Helen Steiner Rice, a well-known poet, married Franklin Rice in 1929. Franklin, a wealthy man, was so confident that the nation’s problems were short-term and would recover from the economic downturn that he invested even more heavily in the stock market. Shortly after losing his fortune due to that unfortunate decision, Helen discovered that he had killed himself, leaving her this note:
“Darling, the only thing I’m sorry about is that I never could give you all the things I meant to. I hope you believe that I really wanted to give them to you, and I could have given them to you before everything went….Keep the picture of me in my uniform and think of me once in a while…You’ll get along fine, I know. You’ll always go on. I only knew one world. I just can’t go down and become a bum–I have to go out with the band playing.”

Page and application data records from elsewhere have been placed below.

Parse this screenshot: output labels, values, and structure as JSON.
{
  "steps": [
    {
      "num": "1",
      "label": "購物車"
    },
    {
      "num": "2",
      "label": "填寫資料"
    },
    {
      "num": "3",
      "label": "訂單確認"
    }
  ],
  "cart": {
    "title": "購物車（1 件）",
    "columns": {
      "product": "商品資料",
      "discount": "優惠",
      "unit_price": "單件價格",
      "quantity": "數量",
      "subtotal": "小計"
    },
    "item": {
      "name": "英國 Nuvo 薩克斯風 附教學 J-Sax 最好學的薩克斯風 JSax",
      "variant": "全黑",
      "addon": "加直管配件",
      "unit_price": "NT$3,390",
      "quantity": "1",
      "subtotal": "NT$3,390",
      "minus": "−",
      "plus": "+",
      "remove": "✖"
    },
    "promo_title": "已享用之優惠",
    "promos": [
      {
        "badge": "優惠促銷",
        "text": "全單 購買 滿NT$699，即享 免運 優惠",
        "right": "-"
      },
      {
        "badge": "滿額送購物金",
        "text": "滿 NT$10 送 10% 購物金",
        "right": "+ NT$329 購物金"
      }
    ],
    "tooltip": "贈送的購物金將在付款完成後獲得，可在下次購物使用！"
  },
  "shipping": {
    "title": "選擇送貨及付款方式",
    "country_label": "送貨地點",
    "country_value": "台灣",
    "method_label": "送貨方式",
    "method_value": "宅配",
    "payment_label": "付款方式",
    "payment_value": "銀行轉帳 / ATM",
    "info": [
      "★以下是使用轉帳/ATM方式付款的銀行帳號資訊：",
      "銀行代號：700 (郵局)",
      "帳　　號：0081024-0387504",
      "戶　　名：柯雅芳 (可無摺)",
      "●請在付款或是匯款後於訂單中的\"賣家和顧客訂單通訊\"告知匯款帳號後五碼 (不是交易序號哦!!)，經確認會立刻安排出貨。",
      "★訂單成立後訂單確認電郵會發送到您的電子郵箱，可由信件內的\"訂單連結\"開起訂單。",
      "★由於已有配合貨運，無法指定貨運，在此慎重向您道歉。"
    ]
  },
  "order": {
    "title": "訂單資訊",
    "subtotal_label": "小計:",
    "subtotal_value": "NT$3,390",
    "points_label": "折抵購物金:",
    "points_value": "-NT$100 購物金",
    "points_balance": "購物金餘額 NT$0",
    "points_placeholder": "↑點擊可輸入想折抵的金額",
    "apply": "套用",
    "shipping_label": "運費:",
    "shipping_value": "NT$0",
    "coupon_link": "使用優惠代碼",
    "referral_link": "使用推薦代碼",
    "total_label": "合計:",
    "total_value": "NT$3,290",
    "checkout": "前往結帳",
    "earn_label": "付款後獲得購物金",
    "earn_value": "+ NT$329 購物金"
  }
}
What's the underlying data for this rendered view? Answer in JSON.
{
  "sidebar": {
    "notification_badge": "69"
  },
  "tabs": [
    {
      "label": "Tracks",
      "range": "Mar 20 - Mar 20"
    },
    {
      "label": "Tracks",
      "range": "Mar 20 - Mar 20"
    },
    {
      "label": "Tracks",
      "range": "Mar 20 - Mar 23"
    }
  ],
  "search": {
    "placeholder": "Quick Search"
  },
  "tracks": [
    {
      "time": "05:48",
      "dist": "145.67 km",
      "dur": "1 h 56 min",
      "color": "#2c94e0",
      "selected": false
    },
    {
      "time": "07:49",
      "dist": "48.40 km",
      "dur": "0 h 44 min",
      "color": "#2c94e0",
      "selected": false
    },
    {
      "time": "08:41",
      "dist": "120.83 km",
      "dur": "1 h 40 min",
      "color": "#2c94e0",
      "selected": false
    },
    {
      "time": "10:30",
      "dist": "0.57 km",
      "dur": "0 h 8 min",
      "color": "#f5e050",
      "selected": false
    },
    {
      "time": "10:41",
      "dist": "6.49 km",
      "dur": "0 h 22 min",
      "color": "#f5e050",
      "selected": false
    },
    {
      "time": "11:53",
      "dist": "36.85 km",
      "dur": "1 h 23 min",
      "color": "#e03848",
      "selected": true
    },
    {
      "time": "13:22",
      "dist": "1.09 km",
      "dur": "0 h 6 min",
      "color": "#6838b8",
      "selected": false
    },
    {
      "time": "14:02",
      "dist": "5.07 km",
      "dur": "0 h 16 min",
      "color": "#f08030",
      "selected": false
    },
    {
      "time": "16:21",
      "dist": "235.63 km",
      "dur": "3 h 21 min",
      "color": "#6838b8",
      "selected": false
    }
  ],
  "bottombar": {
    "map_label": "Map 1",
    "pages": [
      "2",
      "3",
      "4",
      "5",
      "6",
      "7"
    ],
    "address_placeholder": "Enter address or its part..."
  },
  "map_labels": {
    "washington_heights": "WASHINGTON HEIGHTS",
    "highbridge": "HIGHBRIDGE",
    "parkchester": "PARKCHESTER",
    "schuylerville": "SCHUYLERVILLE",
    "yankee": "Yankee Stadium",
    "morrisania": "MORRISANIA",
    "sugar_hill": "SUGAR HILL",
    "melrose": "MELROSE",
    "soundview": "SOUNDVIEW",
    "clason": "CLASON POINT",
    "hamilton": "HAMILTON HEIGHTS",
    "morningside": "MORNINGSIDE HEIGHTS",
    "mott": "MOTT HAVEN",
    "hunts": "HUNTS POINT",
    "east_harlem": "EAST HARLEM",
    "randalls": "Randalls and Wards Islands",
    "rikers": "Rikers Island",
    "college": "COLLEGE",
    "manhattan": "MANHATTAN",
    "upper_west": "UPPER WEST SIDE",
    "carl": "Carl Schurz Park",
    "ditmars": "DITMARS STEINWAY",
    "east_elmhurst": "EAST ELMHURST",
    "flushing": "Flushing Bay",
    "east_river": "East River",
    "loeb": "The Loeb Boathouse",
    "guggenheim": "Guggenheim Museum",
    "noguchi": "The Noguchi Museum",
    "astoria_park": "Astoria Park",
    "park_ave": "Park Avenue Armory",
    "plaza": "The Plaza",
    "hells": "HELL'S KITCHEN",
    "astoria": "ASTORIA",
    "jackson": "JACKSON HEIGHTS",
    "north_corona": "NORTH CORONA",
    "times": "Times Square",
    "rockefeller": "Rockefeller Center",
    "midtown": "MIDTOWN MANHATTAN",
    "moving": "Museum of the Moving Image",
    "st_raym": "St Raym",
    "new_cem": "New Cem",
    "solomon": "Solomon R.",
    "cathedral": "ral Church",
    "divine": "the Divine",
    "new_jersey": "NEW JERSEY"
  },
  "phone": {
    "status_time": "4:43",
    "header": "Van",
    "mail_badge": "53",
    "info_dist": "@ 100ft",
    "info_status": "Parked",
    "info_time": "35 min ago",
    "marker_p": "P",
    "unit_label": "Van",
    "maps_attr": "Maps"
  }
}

Of course, what Franklin did caused Helen much more pain than the loss of any material things. She not only no longer had her husband by her side, but after the estate was auctioned off to pay creditors, she had to go back to work. A strong Christian woman, Helen never remarried, but recovered from her loss by seeking God’s direction in her life.
As a missionary, I am privileged to have friends around the world who are extremely happy without any possessions to speak of. Some of them have never known the kind of luxuries that many in the developed western world have become accustomed to. Often they don’t have enough to eat, but that doesn’t stop them from loving God and others. It is not that they are unaware of their lack. It’s just that their perspective is on the eternal, not the temporal. Just like Jesus, doing the will of God is their food. Even though there may be instances of suicides in these places, I am unaware of any. My friends are too busy being productive in God’s work to worry about what they don’t have.
Helen Steiner Rice says,
“Our greatest comfort is to know that ‘the same God who helped us before is ready and willing to help us once more.” All God asks of us is that we believe, and we must believe enough and have enough faith in Him that we will refuse to let anything shut Him out of our lives.
Life is a mixture of sunshine and rain,
Laughter and teardrops, pleasure and pain –
Low tides and high tides, mountains and plains,
Triumphs, defeats and losses and gains –
But there never was a cloud that the SUN didn’t SHINE THROUGH
And there’s nothing that’s IMPOSSIBLE for Jesus Christ to do!”
© Stephanie B. Blake
* Quote and poem taken from In the Vineyard of the Lord: Lights and Shadows from the Life of Helen Steiner Rice, Fleming H. Revell Company, 1979, p. 112, 113